Alexa
  • Directory of Taiwan

EU official urges Taiwan to beef up its defenses

Georg Jarzembowski, Chief of the Taiwan Friednship Group withing the European Parliament,talks to the press in an interview, April 30, 2007.

Georg Jarzembowski, Chief of the Taiwan Friednship Group withing the European Parliament,talks to the press in an interview, April 30, 2007.

A European parliamentarian urged Taiwan yesterday to bolster its defense capabilities while acknowledging that the EU would not intervene militarily should China attempt to take Taiwan by force because it would be outside Europe's regional security responsibility.
Dr. Georg Jarzembowski, the head of the Taiwan Friendship Group of the European Parliament, said Taiwan needed to act in procuring weapons to defend itself to be taken seriously on security issues in the rest of the world.
"If the people of Taiwan feel threatened by 900 missiles across the Straits, people from the outside would say what are the Taiwanese doing to defend themselves," Jarzembowski said. "Then you would wonder how long it takes until the (Taiwan's) parliament takes a decision on these questions."
Regardless of Taiwan's actions, however, Europe would only offer political support if a conflict were to break out, because the security of the Far East region, especially Taiwan, was the responsibility of the United States and Japan, Jarzembowski contended.
"Our (Europe's) forces are already overstretched with the war in Afghanistan.
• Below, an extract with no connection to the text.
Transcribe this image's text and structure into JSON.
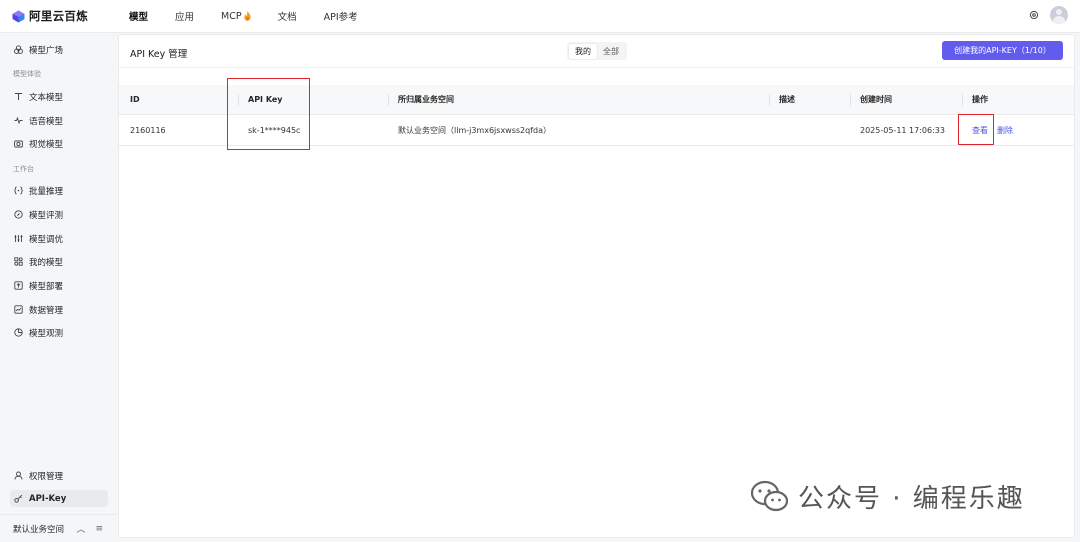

Based on principle of regional responsibility, the question of Taiwan's security should be addressed to the U.S. and Japan," he said. He stressed, however, that he saw no danger in the region because China will most likely "behave carefully with sensitivity" before the 2008 Beijing Olympic Games.
Jarzembowski, who is making his 10th visit to Taiwan, has been an outspoken advocate on behalf of Taiwan in the European Parliament on several issues, including its national security in the face of China's growing military threat and the island's repeated efforts to enter the World Health Organization.
Speaking to a small group of reporters, he reiterated his support for Taiwan's WHO bid. While admittance to the WHO was not likely in the near future, Taiwan should continue to "raise the flag" on the issue to highlight its sovereignty and its right to be admitted into the health body.
"The EP has supported Taiwan's WHO bid for several years and will continue to do so because the people of Taiwan should be protected and because by being part of the group, Taiwan can easily share ideas how to protect people against serious diseases on a global scene," he said.
On Taiwan's recent move to apply for WHO full membership status under the designation "Taiwan," Jarzembowski said the new strategy might be the right step to take for "political reasons," but stressed the goal should still be on obtaining observership and meaningful participation in the organization.
Taiwan must ask itself what is the wisest way to achieve the aim, he said. At the moment, the U.S., Japan, and the EU do not support Taiwan's bid for full membership bid in the WHO and the European Parliament only supports the observership bid. However, the decision ultimately lies with the sovereign government of Taiwan, he added.
Jarzembowski also called for peaceful dialogue between China and Taiwan as one of the ways to dissolve current cross-strait tension.
The dialogue, he stressed, must be held on equal footing between one sovereign state to another, and rejected any role for the European Parliament as a mediator.
Jarzembowski also said he understood Taiwan's position in rejecting having the Olympic torch pass through Taiwan in light of the proposed route announced last Thursday in Beijing.
Taipei was not classified as one of the 20 "international" cities taking part in the relay, but rather as a Chinese "city outside China's border" along with Hong Kong and Macau.
Jarzembowski felt that whatever the proposed route might be, Taiwan could not let it send a wrong message to the international community.
All efforts should be made to avoid any misunderstandings or false images for those without knowledge of the Taiwan-China situation to suddenly think that Taiwan belongs to communist China, he said.
"I can understand the reluctance of the president (Chen Shui-bian) because you cannot put Taiwan on the same footing as Hong Kong or Macau," the European parliamentarian suggested. "Clearly Hong Kong and Macau are special administrative regions that belong to China, but Taiwan is a sovereign country and thus should not be put in the same realm of Hong Kong and Macau."
Jarzembowski, along with three other European parliamentarians will speak at a roundtable today on Taiwan-European Union relations. Earlier yesterday, the delegation met with President Chen Shui-bian in the Presidential Office where Chen sought the European Parliament's backing for Taiwan's WHO bid.


Updated : 2021-05-14 10:25 GMT+08:00